When FOX’s Glee premiered way back in 2009 it was an undeniable cultural phenomenon. It’s first season was a weekly event that had social media abuzz, lots of laughs, scores of hit songs, and an ability to tap into social issues that were often completely ignored on most major network series. It was hilarious, moving, powerful, and one of the most original things on TV. And then the second season began…
For whatever reason, once the series moved into its subsequent years on the air the creative team behind it seemingly lost the ability to maintain ongoing storylines and character traits. Every once in awhile they would stumble upon an episode that would work on an individual basis but when it came to maintaining any individual elements across multiple episodes the show was a mess. Characters would swap romantic partners, professional ambitions, or just plain vanish at the drop of a dime to a point where you had to wonder if the individual episode writers ever even met to discuss what the plan was.
This creative chaos carried on through season five with only rare examples of clarity breaking through the muck so now we find ourselves three episodes into season six, which has been deemed by FOX to be the last.
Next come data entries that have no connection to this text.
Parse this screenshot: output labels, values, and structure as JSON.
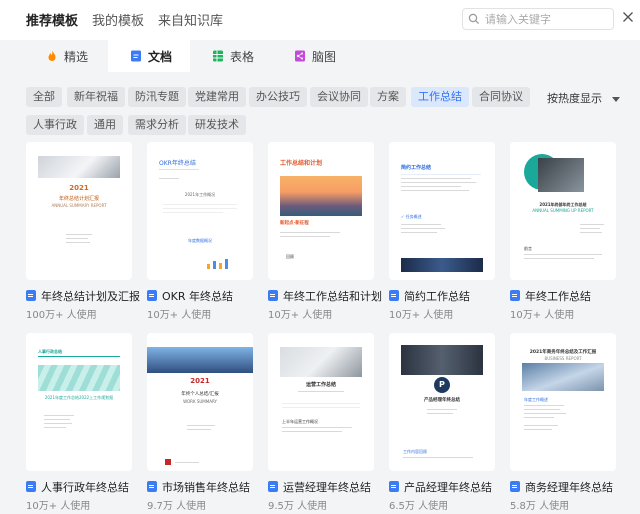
{
  "top_tabs": [
    {
      "label": "推荐模板",
      "active": true
    },
    {
      "label": "我的模板",
      "active": false
    },
    {
      "label": "来自知识库",
      "active": false
    }
  ],
  "search": {
    "placeholder": "请输入关键字"
  },
  "type_tabs": [
    {
      "label": "精选",
      "icon": "flame-icon",
      "active": false
    },
    {
      "label": "文档",
      "icon": "doc-icon",
      "active": true
    },
    {
      "label": "表格",
      "icon": "sheet-icon",
      "active": false
    },
    {
      "label": "脑图",
      "icon": "mindmap-icon",
      "active": false
    }
  ],
  "categories": [
    "全部",
    "新年祝福",
    "防汛专题",
    "党建常用",
    "办公技巧",
    "会议协同",
    "方案",
    "工作总结",
    "合同协议",
    "人事行政",
    "通用",
    "需求分析",
    "研发技术"
  ],
  "active_category": "工作总结",
  "sort_label": "按热度显示",
  "templates": [
    {
      "name": "年终总结计划及汇报",
      "usage": "100万+ 人使用",
      "thumb": {
        "t1": "2021",
        "t2": "年终总结计划汇报",
        "t3": "ANNUAL SUMMARY REPORT"
      }
    },
    {
      "name": "OKR 年终总结",
      "usage": "10万+ 人使用",
      "thumb": {
        "t1": "OKR年终总结",
        "t2": "2021年工作概况",
        "t3": "年度数据概况"
      }
    },
    {
      "name": "年终工作总结和计划",
      "usage": "10万+ 人使用",
      "thumb": {
        "t1": "工作总结和计划",
        "t2": "新起点·新征程",
        "t3": "回顾"
      }
    },
    {
      "name": "简约工作总结",
      "usage": "10万+ 人使用",
      "thumb": {
        "t1": "简约工作总结",
        "t2": "✓ 任务概述"
      }
    },
    {
      "name": "年终工作总结",
      "usage": "10万+ 人使用",
      "thumb": {
        "t1": "2021年终部年终工作总结",
        "t2": "ANNUAL SUMMING UP REPORT",
        "t3": "前言"
      }
    },
    {
      "name": "人事行政年终总结",
      "usage": "10万+ 人使用",
      "thumb": {
        "t1": "人事行政总结",
        "t2": "2021年度工作总结2022上工作规划报"
      }
    },
    {
      "name": "市场销售年终总结",
      "usage": "9.7万 人使用",
      "thumb": {
        "t1": "2021",
        "t2": "年终个人总结/汇报",
        "t3": "WORK SUMMARY"
      }
    },
    {
      "name": "运营经理年终总结",
      "usage": "9.5万 人使用",
      "thumb": {
        "t1": "运营工作总结",
        "t2": "上半年运营工作概况"
      }
    },
    {
      "name": "产品经理年终总结",
      "usage": "6.5万 人使用",
      "thumb": {
        "t1": "产品经理年终总结",
        "t2": "工作内容回顾"
      }
    },
    {
      "name": "商务经理年终总结",
      "usage": "5.8万 人使用",
      "thumb": {
        "t1": "2021年商务年终总结及工作汇报",
        "t2": "BUSINESS REPORT",
        "t3": "年度工作概述"
      }
    }
  ],
  "colors": {
    "accent": "#3370ff",
    "active_chip_bg": "#dbe8fb",
    "doc_icon": "#3b7cf4",
    "panel_bg": "#f3f4f6"
  }
}
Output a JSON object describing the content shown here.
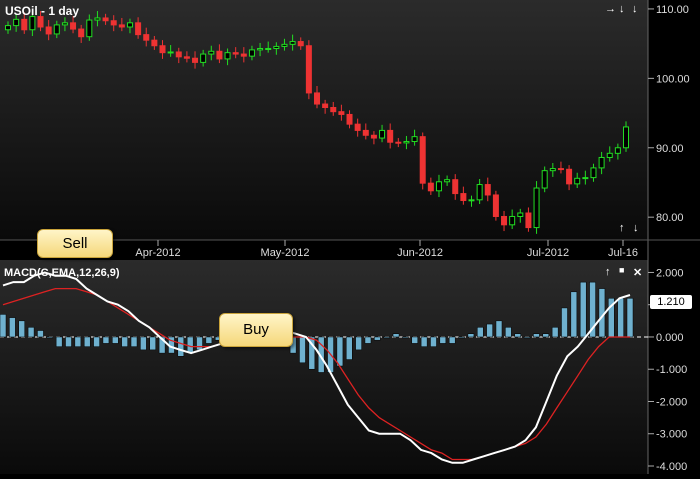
{
  "price_panel": {
    "title": "USOil - 1 day",
    "y_ticks": [
      "110.00",
      "100.00",
      "90.00",
      "80.00"
    ],
    "x_ticks": [
      "Apr-2012",
      "May-2012",
      "Jun-2012",
      "Jul-2012",
      "Jul-16"
    ],
    "controls": {
      "right": "→",
      "down": "↓",
      "close": "↓",
      "up": "↑",
      "down2": "↓"
    }
  },
  "macd_panel": {
    "title": "MACD(C,EMA,12,26,9)",
    "y_ticks": [
      "2.000",
      "1.000",
      "0.000",
      "-1.000",
      "-2.000",
      "-3.000",
      "-4.000"
    ],
    "current_value": "1.210",
    "controls": {
      "up": "↑",
      "window": "■",
      "close": "✕"
    }
  },
  "callouts": {
    "sell": "Sell",
    "buy": "Buy"
  },
  "colors": {
    "up_candle": "#22dd22",
    "down_candle": "#ee3333",
    "histogram": "#6fb1cf",
    "macd_line": "#ffffff",
    "signal_line": "#dd2222"
  },
  "chart_data": [
    {
      "type": "candlestick",
      "title": "USOil - 1 day",
      "x_tick_labels": [
        "Apr-2012",
        "May-2012",
        "Jun-2012",
        "Jul-2012",
        "Jul-16"
      ],
      "ylim": [
        77,
        111
      ],
      "close": [
        107.6,
        108.5,
        107.0,
        108.9,
        107.4,
        106.4,
        107.7,
        108.0,
        107.1,
        106.0,
        108.4,
        108.7,
        108.3,
        107.7,
        107.4,
        108.0,
        106.3,
        105.5,
        104.7,
        103.7,
        103.8,
        103.1,
        102.9,
        102.3,
        103.5,
        103.9,
        102.8,
        103.7,
        103.5,
        103.2,
        104.1,
        104.3,
        104.3,
        104.6,
        104.9,
        105.3,
        104.7,
        97.9,
        96.3,
        95.8,
        95.2,
        94.8,
        93.4,
        92.5,
        91.8,
        91.4,
        92.5,
        90.8,
        90.7,
        90.9,
        91.6,
        84.9,
        83.8,
        85.1,
        85.4,
        83.4,
        82.4,
        82.5,
        84.7,
        83.2,
        80.1,
        78.9,
        80.1,
        80.6,
        78.5,
        84.2,
        86.7,
        87.0,
        86.9,
        84.8,
        85.6,
        85.7,
        87.1,
        88.6,
        89.2,
        90.0,
        93.0
      ]
    },
    {
      "type": "bar+line",
      "title": "MACD(C,EMA,12,26,9)",
      "ylim": [
        -4,
        2.2
      ],
      "series": [
        {
          "name": "MACD",
          "values": [
            1.6,
            1.7,
            1.7,
            1.9,
            2.0,
            1.9,
            1.9,
            1.8,
            1.5,
            1.3,
            1.1,
            1.0,
            0.8,
            0.5,
            0.3,
            0.0,
            -0.3,
            -0.4,
            -0.5,
            -0.4,
            -0.3,
            -0.2,
            -0.1,
            0.0,
            0.1,
            0.1,
            0.1,
            0.2,
            0.1,
            0.0,
            -0.4,
            -0.9,
            -1.5,
            -2.1,
            -2.5,
            -2.9,
            -3.0,
            -3.0,
            -3.0,
            -3.2,
            -3.5,
            -3.6,
            -3.8,
            -3.9,
            -3.9,
            -3.8,
            -3.7,
            -3.6,
            -3.5,
            -3.4,
            -3.2,
            -2.8,
            -2.0,
            -1.2,
            -0.6,
            -0.3,
            0.1,
            0.5,
            0.9,
            1.2,
            1.3
          ]
        },
        {
          "name": "Signal",
          "values": [
            1.0,
            1.1,
            1.2,
            1.3,
            1.4,
            1.5,
            1.5,
            1.5,
            1.4,
            1.3,
            1.1,
            0.9,
            0.7,
            0.5,
            0.3,
            0.1,
            -0.1,
            -0.2,
            -0.3,
            -0.3,
            -0.3,
            -0.2,
            -0.2,
            -0.1,
            0.0,
            0.0,
            0.0,
            0.0,
            0.0,
            0.0,
            -0.1,
            -0.4,
            -0.8,
            -1.3,
            -1.8,
            -2.2,
            -2.5,
            -2.7,
            -2.9,
            -3.1,
            -3.3,
            -3.5,
            -3.6,
            -3.8,
            -3.8,
            -3.8,
            -3.7,
            -3.6,
            -3.5,
            -3.4,
            -3.3,
            -3.1,
            -2.7,
            -2.2,
            -1.7,
            -1.2,
            -0.7,
            -0.3,
            0.0,
            0.0,
            0.0
          ]
        },
        {
          "name": "Histogram",
          "values": [
            0.7,
            0.6,
            0.5,
            0.3,
            0.2,
            0.0,
            -0.3,
            -0.3,
            -0.3,
            -0.3,
            -0.3,
            -0.2,
            -0.2,
            -0.3,
            -0.3,
            -0.4,
            -0.4,
            -0.5,
            -0.5,
            -0.6,
            -0.5,
            -0.4,
            -0.2,
            -0.1,
            -0.2,
            -0.3,
            -0.3,
            -0.2,
            -0.1,
            0.0,
            -0.3,
            -0.5,
            -0.8,
            -1.0,
            -1.1,
            -1.1,
            -0.9,
            -0.7,
            -0.4,
            -0.2,
            -0.1,
            0.0,
            0.1,
            0.0,
            -0.2,
            -0.3,
            -0.3,
            -0.2,
            -0.2,
            0.0,
            0.1,
            0.3,
            0.4,
            0.5,
            0.3,
            0.1,
            0.0,
            0.1,
            0.1,
            0.3,
            0.9,
            1.4,
            1.7,
            1.7,
            1.5,
            1.2,
            1.2,
            1.2
          ]
        }
      ]
    }
  ]
}
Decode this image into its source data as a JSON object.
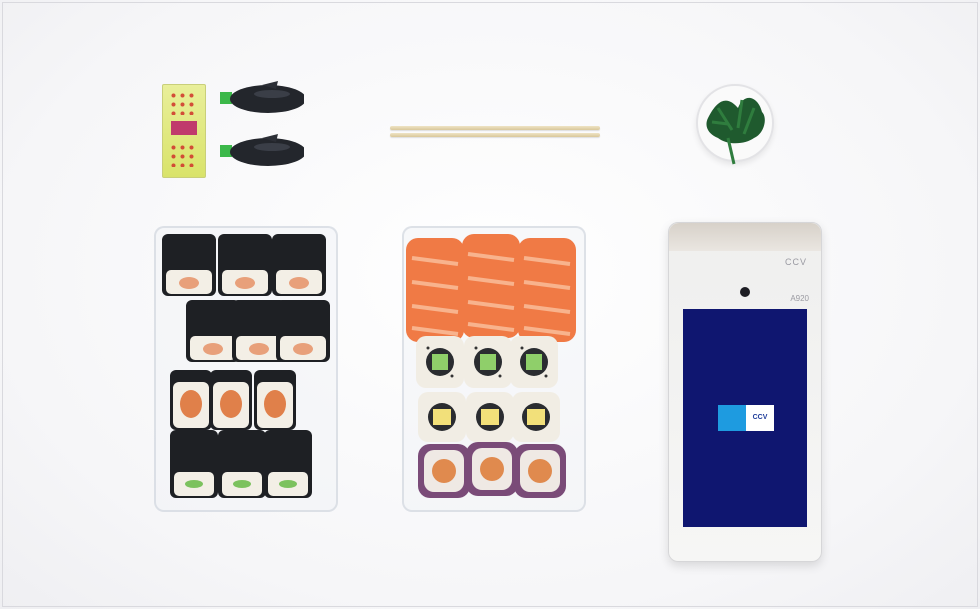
{
  "scene": {
    "sachet_text": "",
    "terminal": {
      "brand": "CCV",
      "model": "A920",
      "screen_logo_left": "",
      "screen_logo_right": "CCV"
    }
  },
  "colors": {
    "background": "#f7f7f8",
    "nori": "#1e2024",
    "rice": "#f3efe6",
    "salmon": "#f07a45",
    "terminal_screen": "#0f1670",
    "logo_blue": "#1e9be0"
  }
}
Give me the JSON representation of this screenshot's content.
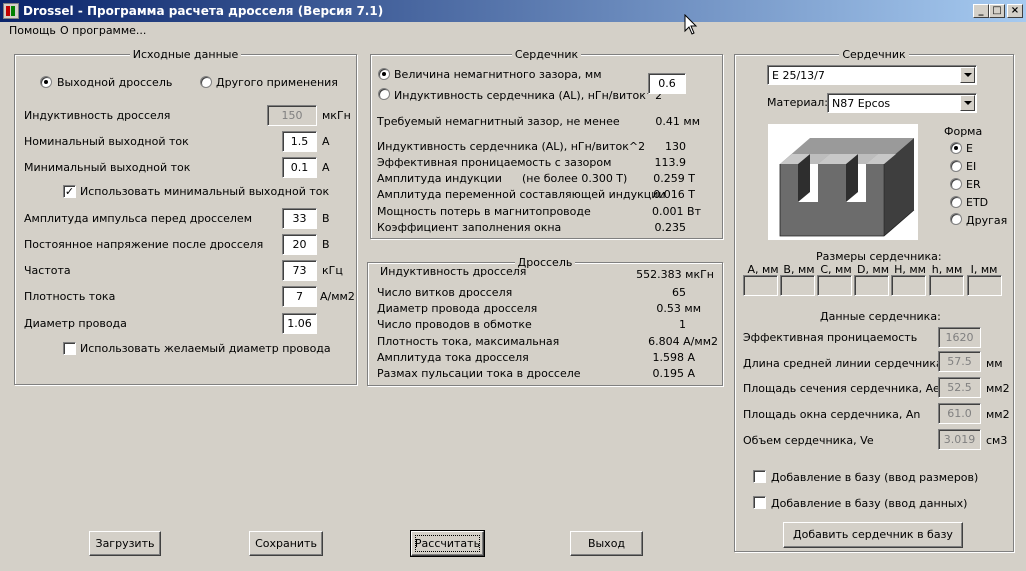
{
  "window": {
    "title": "Drossel - Программа расчета дросселя (Версия 7.1)",
    "minimize_glyph": "_",
    "maximize_glyph": "□",
    "close_glyph": "×"
  },
  "menu": {
    "help": "Помощь",
    "about": "О программе..."
  },
  "input_panel": {
    "title": "Исходные данные",
    "radio_output": "Выходной дроссель",
    "radio_other": "Другого применения",
    "inductance_label": "Индуктивность  дросселя",
    "inductance_value": "150",
    "inductance_unit": "мкГн",
    "nominal_current_label": "Номинальный выходной ток",
    "nominal_current_value": "1.5",
    "nominal_current_unit": "А",
    "min_current_label": "Минимальный выходной ток",
    "min_current_value": "0.1",
    "min_current_unit": "А",
    "use_min_current_label": "Использовать минимальный выходной ток",
    "use_min_current_mark": "✓",
    "pulse_amplitude_label": "Амплитуда импульса перед дросселем",
    "pulse_amplitude_value": "33",
    "pulse_amplitude_unit": "В",
    "dc_voltage_label": "Постоянное напряжение после дросселя",
    "dc_voltage_value": "20",
    "dc_voltage_unit": "В",
    "frequency_label": "Частота",
    "frequency_value": "73",
    "frequency_unit": "кГц",
    "current_density_label": "Плотность тока",
    "current_density_value": "7",
    "current_density_unit": "А/мм2",
    "wire_diameter_label": "Диаметр провода",
    "wire_diameter_value": "1.06",
    "use_wire_diameter_label": "Использовать желаемый диаметр провода"
  },
  "core_calc_panel": {
    "title": "Сердечник",
    "radio_gap_label": "Величина немагнитного зазора, мм",
    "radio_al_label": "Индуктивность сердечника (AL), нГн/виток^2",
    "gap_value": "0.6",
    "rows": [
      {
        "label": "Требуемый немагнитный зазор, не менее",
        "value": "0.41 мм"
      },
      {
        "label": "Индуктивность сердечника (AL), нГн/виток^2",
        "value": "130"
      },
      {
        "label": "Эффективная проницаемость с зазором",
        "value": "113.9"
      },
      {
        "label": "Амплитуда индукции",
        "note": "(не более 0.300 Т)",
        "value": "0.259 Т"
      },
      {
        "label": "Амплитуда переменной составляющей индукции",
        "value": "0.016 Т"
      },
      {
        "label": "Мощность потерь в магнитопроводе",
        "value": "0.001 Вт"
      },
      {
        "label": "Коэффициент заполнения окна",
        "value": "0.235"
      }
    ]
  },
  "choke_panel": {
    "title": "Дроссель",
    "rows": [
      {
        "label": "Индуктивность дросселя",
        "value": "552.383 мкГн"
      },
      {
        "label": "Число витков дросселя",
        "value": "65"
      },
      {
        "label": "Диаметр провода дросселя",
        "value": "0.53 мм"
      },
      {
        "label": "Число проводов в обмотке",
        "value": "1"
      },
      {
        "label": "Плотность тока, максимальная",
        "value": "6.804 А/мм2"
      },
      {
        "label": "Амплитуда тока дросселя",
        "value": "1.598 А"
      },
      {
        "label": "Размах пульсации тока в дросселе",
        "value": "0.195 А"
      }
    ]
  },
  "core_select_panel": {
    "title": "Сердечник",
    "core_type": "E 25/13/7",
    "material_label": "Материал:",
    "material_value": "N87 Epcos",
    "shape_label": "Форма",
    "shapes": [
      "E",
      "EI",
      "ER",
      "ETD",
      "Другая"
    ],
    "dimensions_label": "Размеры сердечника:",
    "dimension_headers": [
      "А, мм",
      "В, мм",
      "С, мм",
      "D, мм",
      "H, мм",
      "h, мм",
      "I, мм"
    ],
    "core_data_label": "Данные сердечника:",
    "params": [
      {
        "label": "Эффективная проницаемость",
        "value": "1620",
        "unit": ""
      },
      {
        "label": "Длина средней линии сердечника, le",
        "value": "57.5",
        "unit": "мм"
      },
      {
        "label": "Площадь сечения сердечника, Ae",
        "value": "52.5",
        "unit": "мм2"
      },
      {
        "label": "Площадь окна сердечника, An",
        "value": "61.0",
        "unit": "мм2"
      },
      {
        "label": "Объем сердечника, Ve",
        "value": "3.019",
        "unit": "см3"
      }
    ],
    "add_dimensions_label": "Добавление в базу (ввод размеров)",
    "add_data_label": "Добавление в базу (ввод данных)",
    "add_core_button": "Добавить сердечник в базу"
  },
  "buttons": {
    "load": "Загрузить",
    "save": "Сохранить",
    "calculate": "Рассчитать",
    "exit": "Выход"
  }
}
With only nine episodes remaining until the very end, it is an appropriate time to ask the question, “Is Glee still worth watching at all?” I think at this point most people assume the answer would be no, but after watching the first three hours of this final season I actually have to vote with a resounding YES.
In many ways, setting an end point is actually the best thing that has ever happened to the show. Having only this definitive number of episodes left has seemingly forced creator Ryan Murphy and company into mapping out a clear storyline that can wrap everything up nicely with a focus on consistent characters and believable plot twists.
Gone are the days of trying to balance storylines of the original cast all living in New York City with those of Mr. Schuester (Matthew Morrison) back in Ohio directing a new batch of students. The series is now back to being centrally located in William McKinley High School with Rachel Berry (Lea MIchele) back in town following an epically failed attempt at a television career in Hollywood. When she learns that Sue Sylvester (Jane Lynch), now the principal of the high school, has banned all fine arts at the school she decides to take it upon herself to restart the glee club from scratch. Helping her in this task is Kurt (Chris Colfer) who is using the task as his work experience semester at his performing arts college back in New York.
Together, (with a little help from some glee club alumni) Rachel and Kurt have built up a new – but small – group of misfits who can sing their hearts out despite being the so called outcasts of the school.
This new batch of New Directioners won’t have an easy ride to winning their competitions though. Mr. Schuester has since moved on to coach at the much higher quality competing team, Vocal Adrenaline. And resident dreamboat Blaine (Darren Criss) has taken up coaching duties for the famed Dalton Academy Warblers after going through a rough breakup with Kurt and flunking out of college.
And that is pretty much the breadth of the show now – three different glee clubs getting ready to compete against each other in the eventual regional and sectional competitions. Much of the focus is still on the classic setting of William McKinley High but we seem destined to get some good interaction and competition between the groups as the season goes on and the series wraps up.
Other returning characters are also getting their time in their respective limelight like Coach Beiste (Dot Jones) going through a gender reassignment process, Santana (Naya Rivera) and Brittany (Heather Morris) are now engaged, and old Trouty Mouth (Chord Overstreet) is the new football coach at the high school. And even though the show still has a lot of characters with a lot of different wants and needs, they finally all feel of the same piece with a clear endgame in mind.
Now don’t get me wrong – it’s entirely possible that the creative team behind the show could still fumble the ball during the remaining nine episodes, but if these first three are any indication I think we’ll actually be in for a decent farewell to the series. The songs thus far have been great (their “Suddenly Seymour” and “Will You Love Me Tomorrow/Head Over Feet” are particular treats from the first three hours), the writing is refreshingly witty again, and the stories are contained in a way they should have been throughout the entire run.
Glee still isn’t perfect and certainly won’t win over the crowd that has absolutely grown to hate it over the years, but it has corrected many of its wrongs and is setting itself up for a relatively classy and poignant ending. So even though ratings are in the gutter, it’s definitely okay for fans to start coming back to see the show we’ve always wanted to be great end on a high note.